- Assignment
State the number of lines below in which the word "stars" appears. Nothing else belongs in the answer.
----
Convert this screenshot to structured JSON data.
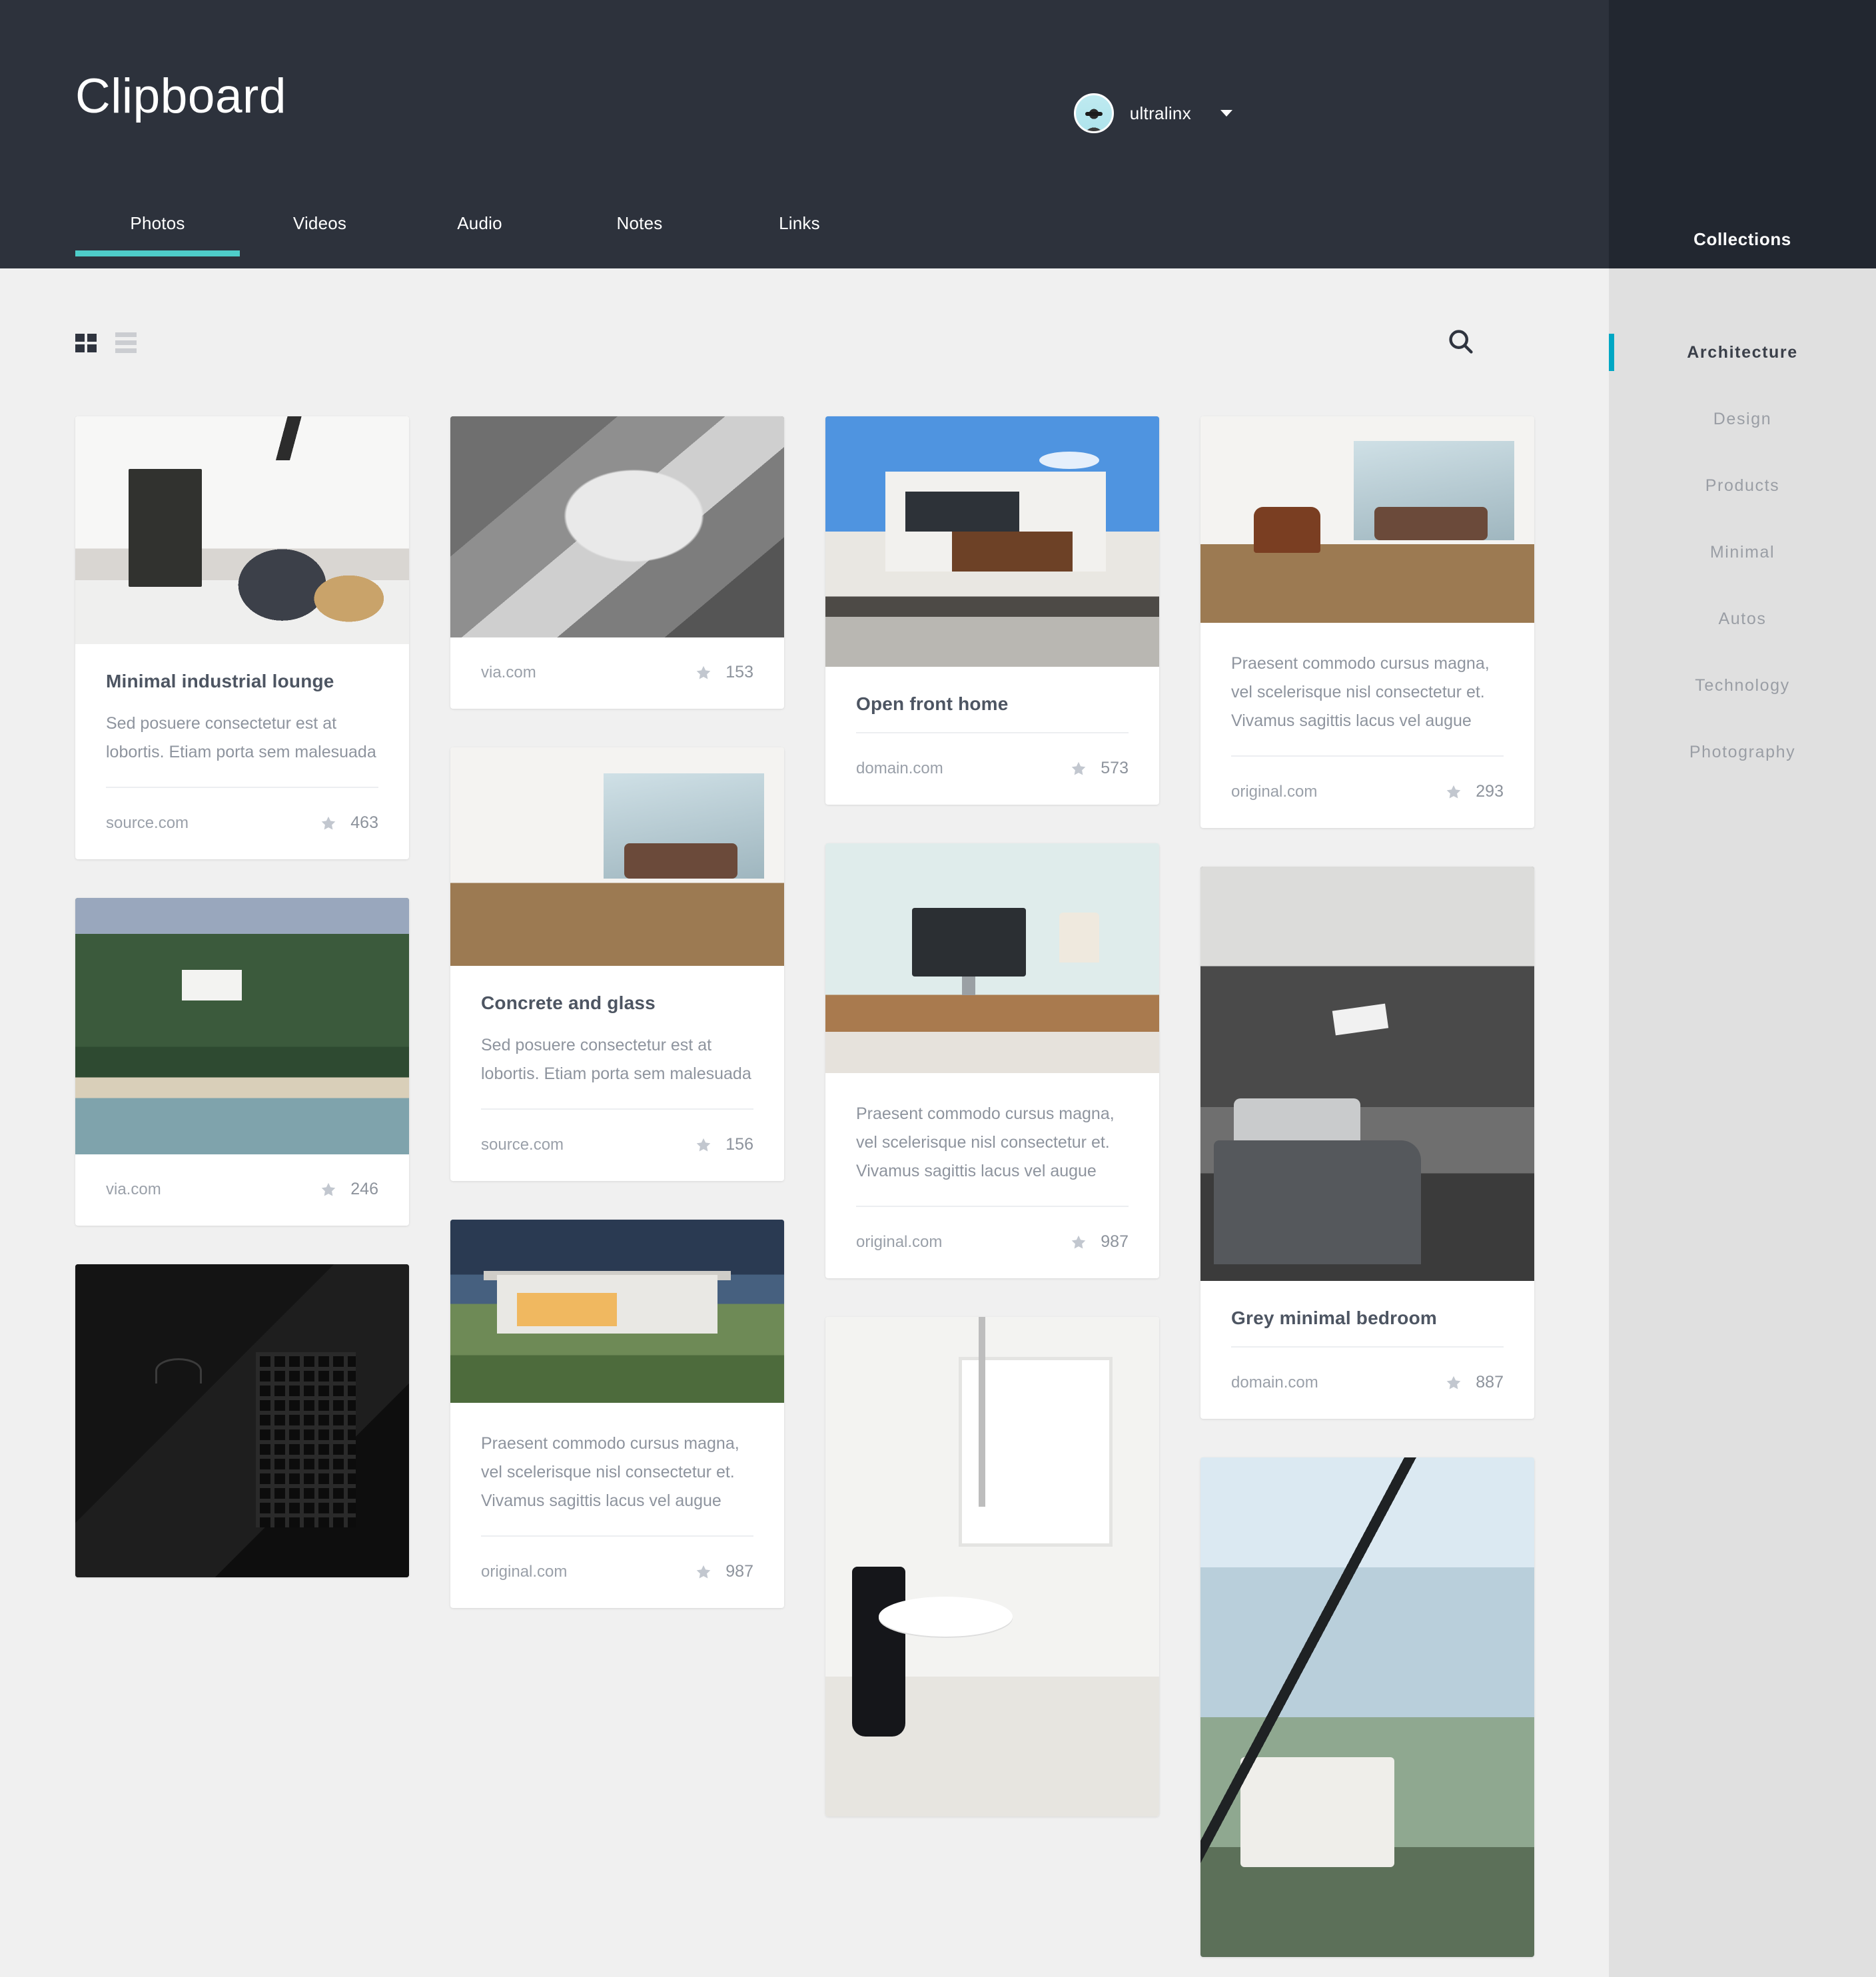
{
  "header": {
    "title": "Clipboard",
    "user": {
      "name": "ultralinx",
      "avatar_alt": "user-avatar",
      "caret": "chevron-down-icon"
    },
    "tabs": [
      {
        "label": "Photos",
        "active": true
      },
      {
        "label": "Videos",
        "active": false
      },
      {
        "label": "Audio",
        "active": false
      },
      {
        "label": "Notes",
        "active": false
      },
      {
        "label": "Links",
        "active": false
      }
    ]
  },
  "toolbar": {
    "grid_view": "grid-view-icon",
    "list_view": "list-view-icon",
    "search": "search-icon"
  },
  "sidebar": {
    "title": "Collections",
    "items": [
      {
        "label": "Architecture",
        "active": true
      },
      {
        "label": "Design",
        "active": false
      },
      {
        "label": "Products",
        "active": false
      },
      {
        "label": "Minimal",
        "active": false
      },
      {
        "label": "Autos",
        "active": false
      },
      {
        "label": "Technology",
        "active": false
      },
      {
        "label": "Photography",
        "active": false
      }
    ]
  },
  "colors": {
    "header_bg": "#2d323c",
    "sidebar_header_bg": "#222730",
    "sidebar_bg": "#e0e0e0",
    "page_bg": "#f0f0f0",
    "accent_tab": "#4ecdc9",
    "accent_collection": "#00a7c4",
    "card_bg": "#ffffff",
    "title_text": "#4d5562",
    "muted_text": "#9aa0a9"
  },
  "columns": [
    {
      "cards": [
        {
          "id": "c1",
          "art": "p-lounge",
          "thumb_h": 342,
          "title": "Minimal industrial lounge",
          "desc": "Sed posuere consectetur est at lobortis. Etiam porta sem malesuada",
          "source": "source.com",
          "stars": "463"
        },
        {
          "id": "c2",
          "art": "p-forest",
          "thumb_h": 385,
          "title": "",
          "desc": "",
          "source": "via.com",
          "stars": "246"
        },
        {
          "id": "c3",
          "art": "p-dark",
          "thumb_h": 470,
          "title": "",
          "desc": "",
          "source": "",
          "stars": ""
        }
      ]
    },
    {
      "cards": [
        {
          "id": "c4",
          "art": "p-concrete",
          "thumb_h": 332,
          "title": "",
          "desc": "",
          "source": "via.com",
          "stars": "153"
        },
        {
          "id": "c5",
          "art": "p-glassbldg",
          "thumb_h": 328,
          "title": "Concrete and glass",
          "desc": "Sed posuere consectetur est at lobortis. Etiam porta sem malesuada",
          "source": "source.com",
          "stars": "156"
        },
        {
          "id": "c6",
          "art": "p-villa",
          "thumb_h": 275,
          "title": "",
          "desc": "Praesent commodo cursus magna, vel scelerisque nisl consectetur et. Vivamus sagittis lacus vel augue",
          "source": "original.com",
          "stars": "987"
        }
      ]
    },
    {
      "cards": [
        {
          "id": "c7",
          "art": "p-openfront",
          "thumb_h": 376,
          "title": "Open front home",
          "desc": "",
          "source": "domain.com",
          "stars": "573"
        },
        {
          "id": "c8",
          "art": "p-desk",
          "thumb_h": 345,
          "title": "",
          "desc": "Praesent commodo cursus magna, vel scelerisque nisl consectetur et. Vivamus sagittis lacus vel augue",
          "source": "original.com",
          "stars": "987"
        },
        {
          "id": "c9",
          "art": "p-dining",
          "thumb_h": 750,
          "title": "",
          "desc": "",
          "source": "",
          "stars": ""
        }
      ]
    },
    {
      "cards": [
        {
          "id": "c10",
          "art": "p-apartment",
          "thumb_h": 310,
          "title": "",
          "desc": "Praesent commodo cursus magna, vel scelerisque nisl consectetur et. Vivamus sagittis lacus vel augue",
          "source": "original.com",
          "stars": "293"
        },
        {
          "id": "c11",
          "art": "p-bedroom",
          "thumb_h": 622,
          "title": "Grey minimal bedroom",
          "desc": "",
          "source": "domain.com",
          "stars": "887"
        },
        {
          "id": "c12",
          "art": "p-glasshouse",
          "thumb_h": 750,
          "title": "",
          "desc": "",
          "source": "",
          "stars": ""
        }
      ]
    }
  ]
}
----
- Solution to this problem
12